It is also a key focus of a Fire Risk Assessor during a Fire Risk Assessment. They will look for ignition sources and fire load (combustible materials) and how they can be kept apart. In essence removing an element of the fire triangle and fire tetrhedron.
The Fire Triangle
The Fire Triangle, also referred to as the Combustion Triangle, refers to the three components required to be present for a fire to start and to keep burning. These are: fuel, heat, and oxygen. Taking out just one of these components will extinguish a fire.
Fuel is the material that fire burns and which keeps it burning. Highly combustible materials are found in all residential and commercial space such as oils, paper, textiles, and wood. This highlights the need to have appropriate storage for materials that pose fire risks.
A fire is ignited in the presence of a heat source. As the fire burns, it produces more heat, which in turn increases the temperature of the burning material. For most types of fires, applying water removes this element of the fire triangle. However, other fire classes require foam, powders, or chemical substances to reduce the heat and suffocate the fire.
When both fuel and heat are present, just 16% oxygen is enough to both trigger and sustain a fire. As the air contains 21% oxygen, there is more than enough to ignite and keep a fire going. Removing oxygen from the combustion triangle is possible with the use of fire blankets and fire extinguishers that work by displacing oxygen in the atmosphere.
The Fire Tetrahedron
Over the years, advances in research determined that it was necessary to add a fourth element to the existing three in the Fire Triangle. Thus, for a fire to occur, there has to be:

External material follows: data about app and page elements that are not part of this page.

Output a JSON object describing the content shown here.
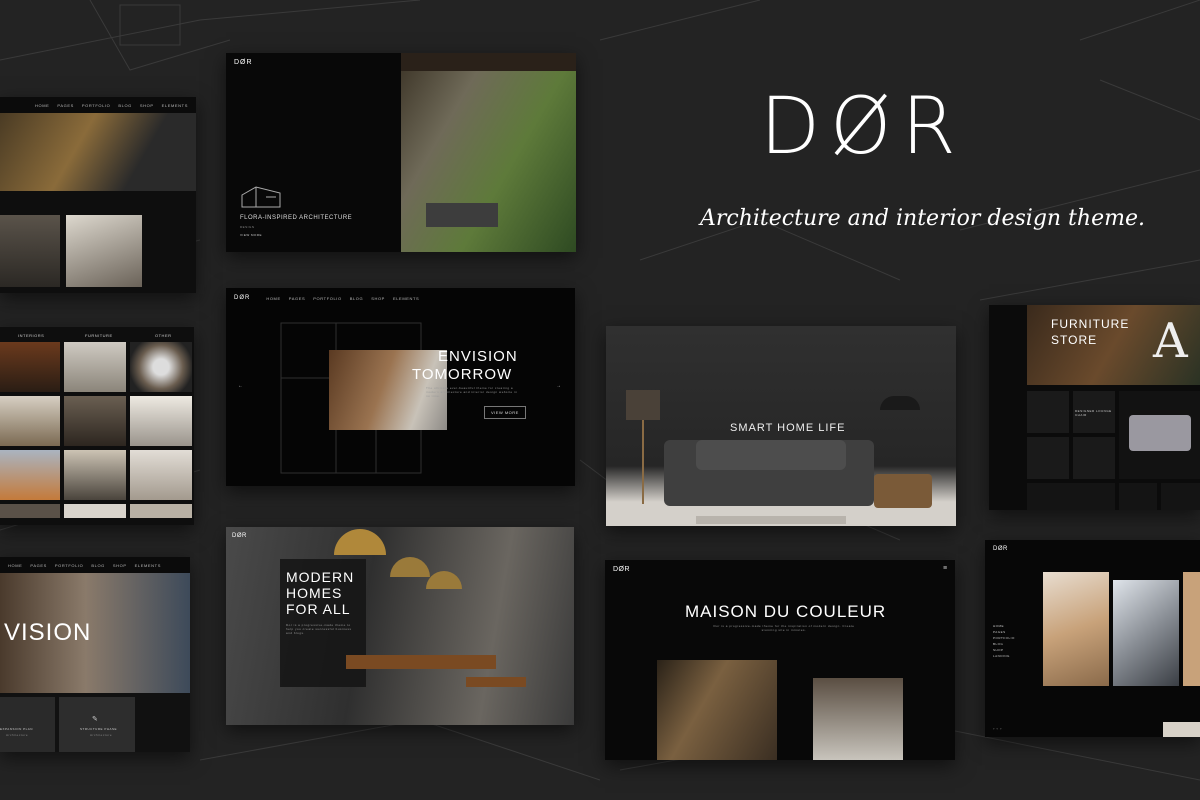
{
  "hero": {
    "brand": "DØR",
    "tagline": "Architecture and interior design theme."
  },
  "card1": {
    "nav": [
      "HOME",
      "PAGES",
      "PORTFOLIO",
      "BLOG",
      "SHOP",
      "ELEMENTS"
    ]
  },
  "card2": {
    "logo": "DØR",
    "title": "FLORA-INSPIRED ARCHITECTURE",
    "meta": "DESIGN",
    "link": "VIEW MORE"
  },
  "card3": {
    "cols": [
      "INTERIORS",
      "FURNITURE",
      "OTHER"
    ]
  },
  "card4": {
    "logo": "DØR",
    "nav": [
      "HOME",
      "PAGES",
      "PORTFOLIO",
      "BLOG",
      "SHOP",
      "ELEMENTS"
    ],
    "title_line1": "ENVISION",
    "title_line2": "TOMORROW",
    "body": "The ultimate ever-beautiful theme for creating a modern architecture and interior design website in no time.",
    "button": "VIEW MORE"
  },
  "card5": {
    "title": "SMART HOME LIFE"
  },
  "card6": {
    "title_line1": "FURNITURE",
    "title_line2": "STORE",
    "letter": "A",
    "product": "DESIGNER LOUNGE CHAIR"
  },
  "card7": {
    "nav": [
      "HOME",
      "PAGES",
      "PORTFOLIO",
      "BLOG",
      "SHOP",
      "ELEMENTS"
    ],
    "title": "VISION",
    "item1": "EXPANSION PLAN",
    "item1_sub": "Architecture",
    "item2": "STRUCTURE PHASE",
    "item2_sub": "Architecture"
  },
  "card8": {
    "logo": "DØR",
    "title_line1": "MODERN",
    "title_line2": "HOMES",
    "title_line3": "FOR ALL",
    "body": "Dor is a progressive-made theme to help you create successful business and blogs."
  },
  "card9": {
    "logo": "DØR",
    "title": "MAISON DU COULEUR",
    "body": "Dor is a progressive-made theme for the inspiration of modern design. Create stunning site in minutes."
  },
  "card10": {
    "logo": "DØR",
    "menu": [
      "HOME",
      "PAGES",
      "PORTFOLIO",
      "BLOG",
      "SHOP",
      "LANDING"
    ]
  }
}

- Fuel (the combustible material),
- Heat (that raises the combustible material’s temperature to its flash point),
- Oxygen (which sustains the combustion process), and
- the Chemical Chain Reaction in the combustible material.
When the combustible material’s temperature reaches the right temperature, the chemical reaction becomes self-sustaining, making the consequent chemical reactions escalate that an external ignition source is no longer needed for the fire to keep going.
With this added fourth element, the Fire Triangle was changed to the Fire Tetrahedron to adequately symbolise these elements. A tetrahedron is a pyramid with four faces and six straight edges, in which all the faces are triangles. In this model, Fuel, Heat, Oxygen and Chemical Reaction are represented by the four triangular faces of the tetrahedron.
As with the Fire Triangle, taking out at least one of these elements extinguishes the fire.
Some fire extinguishers work by removing one or more of these elements. For example, water extinguishers have a cooling effect thereby taking out the Heat element. Meanwhile, foam extinguishers create a barrier around the Fuel as well as take out Oxygen. Finally, other extinguishers contain a mix of substances which impedes the Chemical Chain Reaction to suppress the fire.
For an explanation of the various Fire Classes and their corresponding Fire Extinguishers, please refer to our Guide To The Different Types Of Fire Extinguishers In The UK.
For more information about fire risk assessments, including the bigger picture scenario of your building’s fire safety strategy, don’t hesitate to contact us.